The two reasons I have to believe that “Knoxville: Summer, 1915” was chosen to lead off, A Death in the Family—the novel a devastating antithesis to its idealistic intro – is that the piece was written with the child’s perspective in mind, and the father(s) are placed at the centre of it all. (The prose-like telling of the fathers watering yards is a full-third of the piece.) It is the child’s perspective that accounts for the dream-like state through which the whole piece is filtered, that time in the mind’s development when things are intensely noticed and observed and felt, yet not necessarily considered, defined and ordered. An ideal and harmonious moment is just intensely felt along with everything in the scene, regardless of meaning and reason, and imprinted on the mind with nostalgic relevance … But then, you know that this piece was written by an adult, one who has probably had to slog through the shit and often unrelenting challenges that awaits every child. This piece, written later in Agee’s life, echoes “Dedication.” But it leaves out the hardness a more resilient, more innocent youth can take in stride, focusing solely on the homage part: the positive. Nostalgia is the vehicle Agee uses to get there, to get us all there: to an ideal point in our lives when easy peace prevailed—if only for a summer evening—a time before life’s trials had worn deep ruts, before routine equalled dull repetition, before fathers had died.
A brief fictional / non-fictional recollection alleviating all ‘the crap’ for a moment, it seems to me that was Agee’s goal. The value of important nostalgic bytes become more valuable as more and more miles pass under the tires. They are a coping mechanism in line with laughter or fatalistic resolve … “Knoxville: Summer, 1915” ends with the young boy drifting towards sleep, lying on a blanket with all of his family, on the still damp grass, looking up at the night stars …
… who shall ever tell the sorrow of being on this earth, lying on quilts, on the grass, in a summer evening, among the sounds of night.

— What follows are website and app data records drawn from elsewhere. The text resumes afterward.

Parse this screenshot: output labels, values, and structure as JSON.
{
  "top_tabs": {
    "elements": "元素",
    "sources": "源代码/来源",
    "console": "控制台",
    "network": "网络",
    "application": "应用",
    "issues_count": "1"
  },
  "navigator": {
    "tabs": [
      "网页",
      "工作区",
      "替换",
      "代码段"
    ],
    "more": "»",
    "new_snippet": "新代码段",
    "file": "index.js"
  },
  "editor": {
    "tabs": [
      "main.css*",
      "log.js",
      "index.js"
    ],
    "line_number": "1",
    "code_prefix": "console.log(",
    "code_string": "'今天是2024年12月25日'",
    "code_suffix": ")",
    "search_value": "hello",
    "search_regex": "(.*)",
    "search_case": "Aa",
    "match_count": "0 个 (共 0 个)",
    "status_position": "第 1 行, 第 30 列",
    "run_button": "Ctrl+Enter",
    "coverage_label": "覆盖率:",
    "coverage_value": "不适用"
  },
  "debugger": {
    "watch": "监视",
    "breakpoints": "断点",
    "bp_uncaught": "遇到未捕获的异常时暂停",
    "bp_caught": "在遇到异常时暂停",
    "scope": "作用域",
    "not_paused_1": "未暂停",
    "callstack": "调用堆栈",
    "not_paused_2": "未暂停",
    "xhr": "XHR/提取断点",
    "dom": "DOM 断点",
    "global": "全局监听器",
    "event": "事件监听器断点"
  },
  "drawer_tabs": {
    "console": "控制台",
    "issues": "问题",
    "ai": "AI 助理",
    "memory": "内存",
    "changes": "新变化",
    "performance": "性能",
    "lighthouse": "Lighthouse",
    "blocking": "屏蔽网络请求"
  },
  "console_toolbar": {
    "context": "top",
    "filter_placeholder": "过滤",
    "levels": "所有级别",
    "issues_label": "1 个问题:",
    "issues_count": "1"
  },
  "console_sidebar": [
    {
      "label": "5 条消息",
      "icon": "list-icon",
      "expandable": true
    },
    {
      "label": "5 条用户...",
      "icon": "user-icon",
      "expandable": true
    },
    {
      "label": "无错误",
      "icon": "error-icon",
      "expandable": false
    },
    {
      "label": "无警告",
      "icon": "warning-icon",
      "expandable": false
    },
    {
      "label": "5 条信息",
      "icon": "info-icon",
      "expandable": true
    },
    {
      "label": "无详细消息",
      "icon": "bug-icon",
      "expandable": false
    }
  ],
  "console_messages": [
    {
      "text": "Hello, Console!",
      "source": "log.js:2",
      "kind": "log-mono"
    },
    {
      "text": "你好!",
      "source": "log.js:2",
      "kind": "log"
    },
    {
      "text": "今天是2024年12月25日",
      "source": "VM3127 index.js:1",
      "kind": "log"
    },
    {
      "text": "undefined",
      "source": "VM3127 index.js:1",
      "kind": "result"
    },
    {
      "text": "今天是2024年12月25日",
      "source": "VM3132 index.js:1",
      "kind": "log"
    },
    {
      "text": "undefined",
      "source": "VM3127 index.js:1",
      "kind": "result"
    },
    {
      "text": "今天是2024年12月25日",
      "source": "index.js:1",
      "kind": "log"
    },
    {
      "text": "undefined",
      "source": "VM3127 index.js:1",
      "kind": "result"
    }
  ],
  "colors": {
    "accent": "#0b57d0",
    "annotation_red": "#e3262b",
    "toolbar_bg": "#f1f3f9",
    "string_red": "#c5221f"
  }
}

The Collected Poems of James Agee, edited by Robert Fitzgerald; Ballantine Books, New York, 1970
A Death in the Family, Vintage Books-Random House, New York, 1998